State Senator Dorothy Hukill seeks to clarify this digital-age issue. The Port Orange Republican has filed a bill that would allow designated individuals to access the digital accounts of people who have died or become incapacitated. This year, Delaware became the first state to pass such a law.
Under Hukill’s bill, an executor, personal representative, trustee or guardian would treat electronic property as part of an estate’s assets, and those representatives could inventory the digital accounts as with other physical assets and dispose of them properly. In order to gain access to the accounts, a request would be sent to companies that act as custodians, such as Google or Facebook.
See Access Bill: Clarify Online Life After Death, The Ledger, Dec. 13, 2014.
Special thanks to Brian Cohan (Attorney at Law, Law Offices of Brian J. Cohan, P.C.) for bringing this article to my attention.
Thursday, December 11, 2014
Recently, Apple and Facebook made news for paying the expenses for their female employees to freeze their eggs. While you probably did not think this is something that could have any effect on your estate plan, if you have a daughter or granddaughter, you may be mistaken.
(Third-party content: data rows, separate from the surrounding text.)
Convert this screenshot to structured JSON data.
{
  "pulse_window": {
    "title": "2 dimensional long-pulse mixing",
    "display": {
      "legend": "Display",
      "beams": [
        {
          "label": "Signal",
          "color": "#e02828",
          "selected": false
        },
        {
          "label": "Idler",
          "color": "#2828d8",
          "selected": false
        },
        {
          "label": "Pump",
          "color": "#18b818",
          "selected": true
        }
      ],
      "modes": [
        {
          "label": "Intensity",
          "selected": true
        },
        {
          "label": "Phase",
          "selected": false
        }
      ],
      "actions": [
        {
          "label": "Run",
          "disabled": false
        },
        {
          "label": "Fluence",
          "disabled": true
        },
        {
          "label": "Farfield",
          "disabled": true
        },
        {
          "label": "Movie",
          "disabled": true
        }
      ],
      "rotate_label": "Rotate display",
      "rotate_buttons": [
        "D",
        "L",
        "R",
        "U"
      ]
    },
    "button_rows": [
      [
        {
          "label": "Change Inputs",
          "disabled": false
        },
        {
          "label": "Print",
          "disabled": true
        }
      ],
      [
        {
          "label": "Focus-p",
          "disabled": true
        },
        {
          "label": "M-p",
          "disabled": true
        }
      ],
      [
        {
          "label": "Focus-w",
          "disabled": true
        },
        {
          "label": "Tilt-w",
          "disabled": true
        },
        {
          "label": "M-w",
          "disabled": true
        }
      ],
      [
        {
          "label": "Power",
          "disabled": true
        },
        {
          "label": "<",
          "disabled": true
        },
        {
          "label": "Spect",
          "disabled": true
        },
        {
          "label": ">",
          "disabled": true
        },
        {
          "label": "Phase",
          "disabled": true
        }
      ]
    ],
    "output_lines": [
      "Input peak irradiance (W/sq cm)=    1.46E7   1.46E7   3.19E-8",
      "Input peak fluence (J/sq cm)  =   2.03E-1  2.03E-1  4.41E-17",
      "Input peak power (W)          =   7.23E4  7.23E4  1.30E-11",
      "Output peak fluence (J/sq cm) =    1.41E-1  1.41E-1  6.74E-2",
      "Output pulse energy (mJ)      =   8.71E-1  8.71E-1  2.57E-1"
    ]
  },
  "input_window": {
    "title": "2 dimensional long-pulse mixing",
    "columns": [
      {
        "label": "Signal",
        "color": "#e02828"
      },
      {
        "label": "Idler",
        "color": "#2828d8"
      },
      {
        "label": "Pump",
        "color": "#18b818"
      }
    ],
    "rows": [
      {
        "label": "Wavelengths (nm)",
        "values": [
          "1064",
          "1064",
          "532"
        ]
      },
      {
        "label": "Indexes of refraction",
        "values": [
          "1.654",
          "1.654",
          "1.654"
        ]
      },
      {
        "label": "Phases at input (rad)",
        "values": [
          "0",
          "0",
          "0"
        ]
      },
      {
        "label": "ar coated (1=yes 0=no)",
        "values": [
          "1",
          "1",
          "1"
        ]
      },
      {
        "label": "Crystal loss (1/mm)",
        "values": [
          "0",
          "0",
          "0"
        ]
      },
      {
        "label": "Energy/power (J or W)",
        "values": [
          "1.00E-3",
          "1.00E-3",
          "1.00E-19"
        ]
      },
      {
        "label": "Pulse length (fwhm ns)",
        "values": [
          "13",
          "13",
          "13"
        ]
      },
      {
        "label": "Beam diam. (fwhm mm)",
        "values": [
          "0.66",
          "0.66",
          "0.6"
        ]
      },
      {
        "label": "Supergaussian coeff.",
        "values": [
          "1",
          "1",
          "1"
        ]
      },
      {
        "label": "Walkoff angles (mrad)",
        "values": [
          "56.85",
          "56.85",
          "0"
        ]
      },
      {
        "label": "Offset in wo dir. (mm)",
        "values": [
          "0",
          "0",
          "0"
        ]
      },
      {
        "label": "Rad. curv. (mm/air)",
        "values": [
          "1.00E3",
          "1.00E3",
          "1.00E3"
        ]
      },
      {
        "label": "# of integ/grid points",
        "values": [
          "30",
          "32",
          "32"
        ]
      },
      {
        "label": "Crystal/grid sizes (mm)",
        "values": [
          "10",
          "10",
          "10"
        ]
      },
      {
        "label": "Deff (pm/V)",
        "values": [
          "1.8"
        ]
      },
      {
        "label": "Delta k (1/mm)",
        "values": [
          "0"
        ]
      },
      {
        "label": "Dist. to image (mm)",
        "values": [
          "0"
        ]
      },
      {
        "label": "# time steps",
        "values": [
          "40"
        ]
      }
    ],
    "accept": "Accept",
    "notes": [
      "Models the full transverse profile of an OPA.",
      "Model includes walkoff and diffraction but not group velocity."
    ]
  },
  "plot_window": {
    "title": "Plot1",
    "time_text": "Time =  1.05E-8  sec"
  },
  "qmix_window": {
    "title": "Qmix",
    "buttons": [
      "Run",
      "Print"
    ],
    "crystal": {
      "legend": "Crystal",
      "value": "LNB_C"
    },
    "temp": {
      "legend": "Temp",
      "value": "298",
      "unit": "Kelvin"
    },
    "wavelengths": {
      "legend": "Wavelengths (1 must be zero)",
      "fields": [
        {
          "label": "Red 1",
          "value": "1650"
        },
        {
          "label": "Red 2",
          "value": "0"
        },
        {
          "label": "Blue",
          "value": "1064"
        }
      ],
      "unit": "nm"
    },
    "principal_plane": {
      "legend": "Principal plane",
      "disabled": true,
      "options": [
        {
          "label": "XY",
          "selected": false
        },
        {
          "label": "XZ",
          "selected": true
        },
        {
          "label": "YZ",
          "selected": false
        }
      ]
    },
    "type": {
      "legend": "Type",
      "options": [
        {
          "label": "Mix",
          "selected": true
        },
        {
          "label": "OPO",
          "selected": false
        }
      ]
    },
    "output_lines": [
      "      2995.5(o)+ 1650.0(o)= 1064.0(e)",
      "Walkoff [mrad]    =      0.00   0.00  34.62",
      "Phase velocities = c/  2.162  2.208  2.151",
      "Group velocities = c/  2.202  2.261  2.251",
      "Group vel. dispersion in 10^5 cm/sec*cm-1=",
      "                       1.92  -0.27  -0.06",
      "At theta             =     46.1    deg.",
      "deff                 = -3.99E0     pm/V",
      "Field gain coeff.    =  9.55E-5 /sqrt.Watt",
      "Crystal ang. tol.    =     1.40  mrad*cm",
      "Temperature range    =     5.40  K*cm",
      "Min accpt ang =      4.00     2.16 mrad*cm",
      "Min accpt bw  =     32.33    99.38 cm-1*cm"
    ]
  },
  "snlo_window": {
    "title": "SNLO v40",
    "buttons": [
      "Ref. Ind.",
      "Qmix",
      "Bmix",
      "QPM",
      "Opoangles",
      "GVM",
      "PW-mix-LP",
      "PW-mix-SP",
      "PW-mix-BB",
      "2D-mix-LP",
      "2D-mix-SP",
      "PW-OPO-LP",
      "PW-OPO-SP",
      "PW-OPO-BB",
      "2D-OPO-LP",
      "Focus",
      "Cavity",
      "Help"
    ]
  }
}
If someone in your family decides to use assisted reproductive technology and freeze eggs, you will need to consider whether to include unborn decedents in your estate plan. Now that Apple and Facebook are offering egg-freezing coverage, other employers are likely to follow.
In terms of estate planning, children, descendants, and heirs refer to people who are genetically, biologically or legally related to you. However, egg freezing increases the probability that you will have a descendant who is neither genetically nor biologically related to you. Thus, you must decide whether to include him or her in your estate.
Ignoring how assisted reproductive technology could play a role in your estate plan can be detrimental. Someone you may want to include as an heir could be wrongly excluded. By specifying whom you do and do not want to include, you maintain control over your estate.
See Next Avenue, How Freezing Eggs Can Affect Your Estate Plan, Forbes, Dec. 10, 2014.